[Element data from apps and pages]
+-------+

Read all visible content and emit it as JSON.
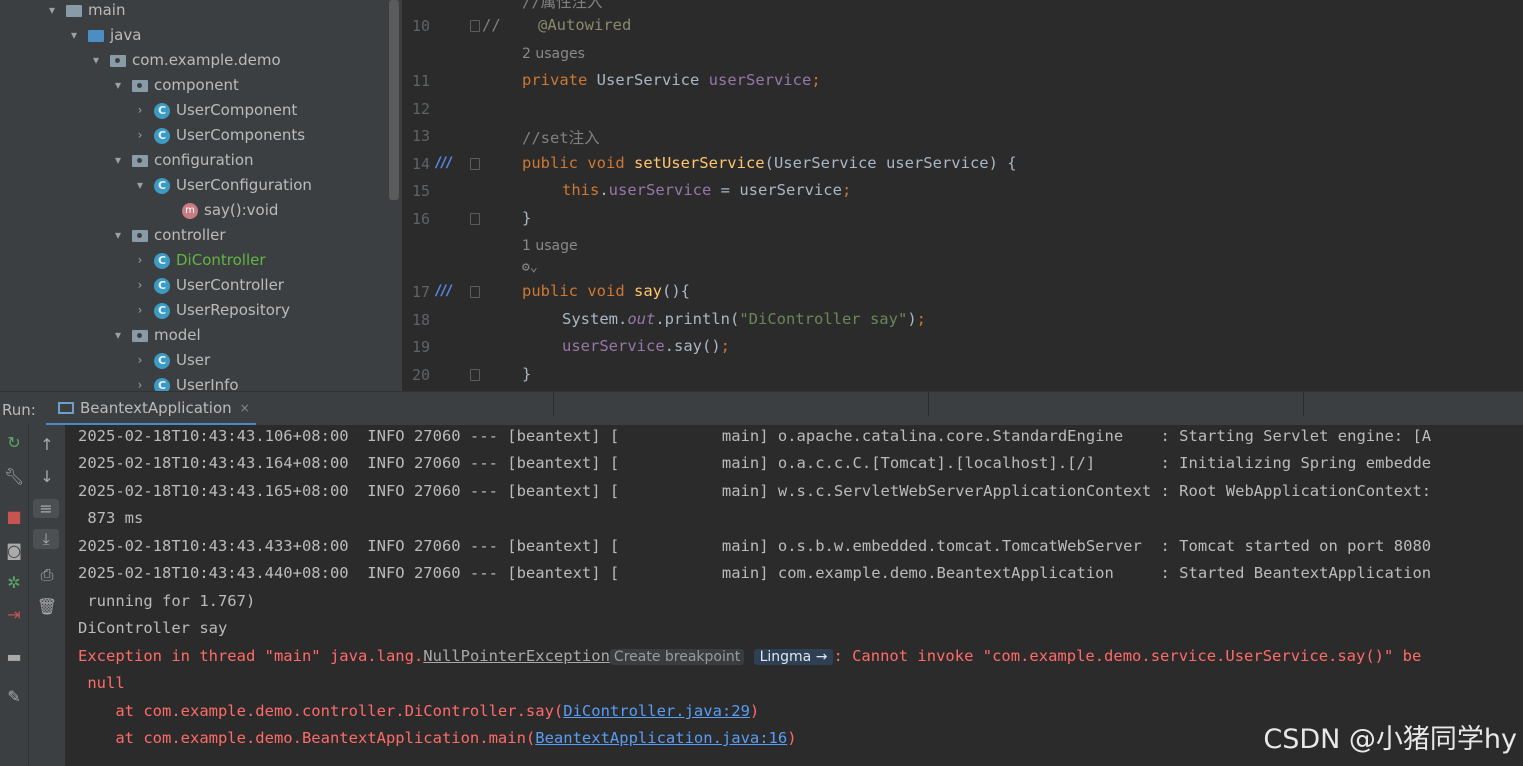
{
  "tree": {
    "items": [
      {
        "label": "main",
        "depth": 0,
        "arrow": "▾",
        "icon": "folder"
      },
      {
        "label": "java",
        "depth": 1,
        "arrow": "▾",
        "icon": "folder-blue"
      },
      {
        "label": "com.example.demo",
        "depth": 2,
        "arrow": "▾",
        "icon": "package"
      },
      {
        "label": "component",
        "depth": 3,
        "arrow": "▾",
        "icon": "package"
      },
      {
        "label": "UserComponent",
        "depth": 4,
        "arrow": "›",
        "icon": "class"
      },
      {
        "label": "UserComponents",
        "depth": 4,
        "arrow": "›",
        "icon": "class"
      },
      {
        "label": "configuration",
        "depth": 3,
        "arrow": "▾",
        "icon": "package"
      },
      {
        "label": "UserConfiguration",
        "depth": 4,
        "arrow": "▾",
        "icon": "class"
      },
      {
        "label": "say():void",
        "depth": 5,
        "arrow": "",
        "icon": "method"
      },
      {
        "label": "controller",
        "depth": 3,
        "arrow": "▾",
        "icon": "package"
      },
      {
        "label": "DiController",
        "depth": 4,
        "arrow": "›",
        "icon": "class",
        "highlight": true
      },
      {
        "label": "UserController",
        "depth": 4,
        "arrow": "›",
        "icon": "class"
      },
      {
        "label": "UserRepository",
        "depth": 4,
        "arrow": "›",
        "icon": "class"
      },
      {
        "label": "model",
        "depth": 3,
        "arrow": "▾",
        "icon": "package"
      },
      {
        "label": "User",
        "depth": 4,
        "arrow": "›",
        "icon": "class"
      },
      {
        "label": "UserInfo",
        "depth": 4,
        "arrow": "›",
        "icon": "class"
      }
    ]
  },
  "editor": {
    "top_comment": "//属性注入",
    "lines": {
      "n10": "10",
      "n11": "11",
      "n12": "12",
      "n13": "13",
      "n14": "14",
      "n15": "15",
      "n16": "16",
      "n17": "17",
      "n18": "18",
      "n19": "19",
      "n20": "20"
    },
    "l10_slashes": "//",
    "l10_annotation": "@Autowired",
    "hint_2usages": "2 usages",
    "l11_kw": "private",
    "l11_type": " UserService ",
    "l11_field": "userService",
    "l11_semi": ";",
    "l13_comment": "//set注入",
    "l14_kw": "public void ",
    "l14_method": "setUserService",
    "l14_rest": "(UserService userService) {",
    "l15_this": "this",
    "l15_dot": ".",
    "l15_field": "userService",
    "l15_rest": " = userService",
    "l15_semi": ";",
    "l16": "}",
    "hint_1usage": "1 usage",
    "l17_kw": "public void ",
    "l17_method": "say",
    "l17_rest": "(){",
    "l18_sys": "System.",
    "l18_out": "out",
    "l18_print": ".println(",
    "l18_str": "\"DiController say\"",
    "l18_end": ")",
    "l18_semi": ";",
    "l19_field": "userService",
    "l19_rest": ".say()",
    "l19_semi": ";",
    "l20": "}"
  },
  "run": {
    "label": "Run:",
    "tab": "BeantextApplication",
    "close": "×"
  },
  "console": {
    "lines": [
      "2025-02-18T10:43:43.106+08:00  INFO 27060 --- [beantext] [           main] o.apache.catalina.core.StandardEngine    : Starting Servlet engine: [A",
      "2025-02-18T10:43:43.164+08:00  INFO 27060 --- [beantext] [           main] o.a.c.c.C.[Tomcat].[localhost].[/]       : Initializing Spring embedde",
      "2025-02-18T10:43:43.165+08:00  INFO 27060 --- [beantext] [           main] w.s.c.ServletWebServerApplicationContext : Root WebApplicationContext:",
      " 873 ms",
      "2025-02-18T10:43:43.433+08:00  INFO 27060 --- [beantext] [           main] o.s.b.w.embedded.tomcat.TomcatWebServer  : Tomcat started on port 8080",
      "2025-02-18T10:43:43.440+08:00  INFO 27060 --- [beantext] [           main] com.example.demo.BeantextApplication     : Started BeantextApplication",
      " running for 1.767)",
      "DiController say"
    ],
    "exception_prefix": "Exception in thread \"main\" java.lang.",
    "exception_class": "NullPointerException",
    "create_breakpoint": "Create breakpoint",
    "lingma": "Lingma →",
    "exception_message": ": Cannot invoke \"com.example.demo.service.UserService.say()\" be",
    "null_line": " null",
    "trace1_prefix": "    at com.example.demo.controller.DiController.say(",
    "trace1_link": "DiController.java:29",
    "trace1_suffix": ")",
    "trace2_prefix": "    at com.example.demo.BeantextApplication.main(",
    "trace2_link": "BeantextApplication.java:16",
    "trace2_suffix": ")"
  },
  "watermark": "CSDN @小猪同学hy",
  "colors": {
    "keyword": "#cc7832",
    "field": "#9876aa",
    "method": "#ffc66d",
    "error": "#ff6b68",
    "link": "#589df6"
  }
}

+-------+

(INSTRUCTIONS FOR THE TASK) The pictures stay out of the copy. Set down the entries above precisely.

(YOUR SOLUTION)
Read all visible content and emit it as JSON.
{
  "tree": {
    "items": [
      {
        "label": "main",
        "depth": 0,
        "arrow": "▾",
        "icon": "folder"
      },
      {
        "label": "java",
        "depth": 1,
        "arrow": "▾",
        "icon": "folder-blue"
      },
      {
        "label": "com.example.demo",
        "depth": 2,
        "arrow": "▾",
        "icon": "package"
      },
      {
        "label": "component",
        "depth": 3,
        "arrow": "▾",
        "icon": "package"
      },
      {
        "label": "UserComponent",
        "depth": 4,
        "arrow": "›",
        "icon": "class"
      },
      {
        "label": "UserComponents",
        "depth": 4,
        "arrow": "›",
        "icon": "class"
      },
      {
        "label": "configuration",
        "depth": 3,
        "arrow": "▾",
        "icon": "package"
      },
      {
        "label": "UserConfiguration",
        "depth": 4,
        "arrow": "▾",
        "icon": "class"
      },
      {
        "label": "say():void",
        "depth": 5,
        "arrow": "",
        "icon": "method"
      },
      {
        "label": "controller",
        "depth": 3,
        "arrow": "▾",
        "icon": "package"
      },
      {
        "label": "DiController",
        "depth": 4,
        "arrow": "›",
        "icon": "class",
        "highlight": true
      },
      {
        "label": "UserController",
        "depth": 4,
        "arrow": "›",
        "icon": "class"
      },
      {
        "label": "UserRepository",
        "depth": 4,
        "arrow": "›",
        "icon": "class"
      },
      {
        "label": "model",
        "depth": 3,
        "arrow": "▾",
        "icon": "package"
      },
      {
        "label": "User",
        "depth": 4,
        "arrow": "›",
        "icon": "class"
      },
      {
        "label": "UserInfo",
        "depth": 4,
        "arrow": "›",
        "icon": "class"
      }
    ]
  },
  "editor": {
    "top_comment": "//属性注入",
    "lines": {
      "n10": "10",
      "n11": "11",
      "n12": "12",
      "n13": "13",
      "n14": "14",
      "n15": "15",
      "n16": "16",
      "n17": "17",
      "n18": "18",
      "n19": "19",
      "n20": "20"
    },
    "l10_slashes": "//",
    "l10_annotation": "@Autowired",
    "hint_2usages": "2 usages",
    "l11_kw": "private",
    "l11_type": " UserService ",
    "l11_field": "userService",
    "l11_semi": ";",
    "l13_comment": "//set注入",
    "l14_kw": "public void ",
    "l14_method": "setUserService",
    "l14_rest": "(UserService userService) {",
    "l15_this": "this",
    "l15_dot": ".",
    "l15_field": "userService",
    "l15_rest": " = userService",
    "l15_semi": ";",
    "l16": "}",
    "hint_1usage": "1 usage",
    "l17_kw": "public void ",
    "l17_method": "say",
    "l17_rest": "(){",
    "l18_sys": "System.",
    "l18_out": "out",
    "l18_print": ".println(",
    "l18_str": "\"DiController say\"",
    "l18_end": ")",
    "l18_semi": ";",
    "l19_field": "userService",
    "l19_rest": ".say()",
    "l19_semi": ";",
    "l20": "}"
  },
  "run": {
    "label": "Run:",
    "tab": "BeantextApplication",
    "close": "×"
  },
  "console": {
    "lines": [
      "2025-02-18T10:43:43.106+08:00  INFO 27060 --- [beantext] [           main] o.apache.catalina.core.StandardEngine    : Starting Servlet engine: [A",
      "2025-02-18T10:43:43.164+08:00  INFO 27060 --- [beantext] [           main] o.a.c.c.C.[Tomcat].[localhost].[/]       : Initializing Spring embedde",
      "2025-02-18T10:43:43.165+08:00  INFO 27060 --- [beantext] [           main] w.s.c.ServletWebServerApplicationContext : Root WebApplicationContext:",
      " 873 ms",
      "2025-02-18T10:43:43.433+08:00  INFO 27060 --- [beantext] [           main] o.s.b.w.embedded.tomcat.TomcatWebServer  : Tomcat started on port 8080",
      "2025-02-18T10:43:43.440+08:00  INFO 27060 --- [beantext] [           main] com.example.demo.BeantextApplication     : Started BeantextApplication",
      " running for 1.767)",
      "DiController say"
    ],
    "exception_prefix": "Exception in thread \"main\" java.lang.",
    "exception_class": "NullPointerException",
    "create_breakpoint": "Create breakpoint",
    "lingma": "Lingma →",
    "exception_message": ": Cannot invoke \"com.example.demo.service.UserService.say()\" be",
    "null_line": " null",
    "trace1_prefix": "    at com.example.demo.controller.DiController.say(",
    "trace1_link": "DiController.java:29",
    "trace1_suffix": ")",
    "trace2_prefix": "    at com.example.demo.BeantextApplication.main(",
    "trace2_link": "BeantextApplication.java:16",
    "trace2_suffix": ")"
  },
  "watermark": "CSDN @小猪同学hy",
  "colors": {
    "keyword": "#cc7832",
    "field": "#9876aa",
    "method": "#ffc66d",
    "error": "#ff6b68",
    "link": "#589df6"
  }
}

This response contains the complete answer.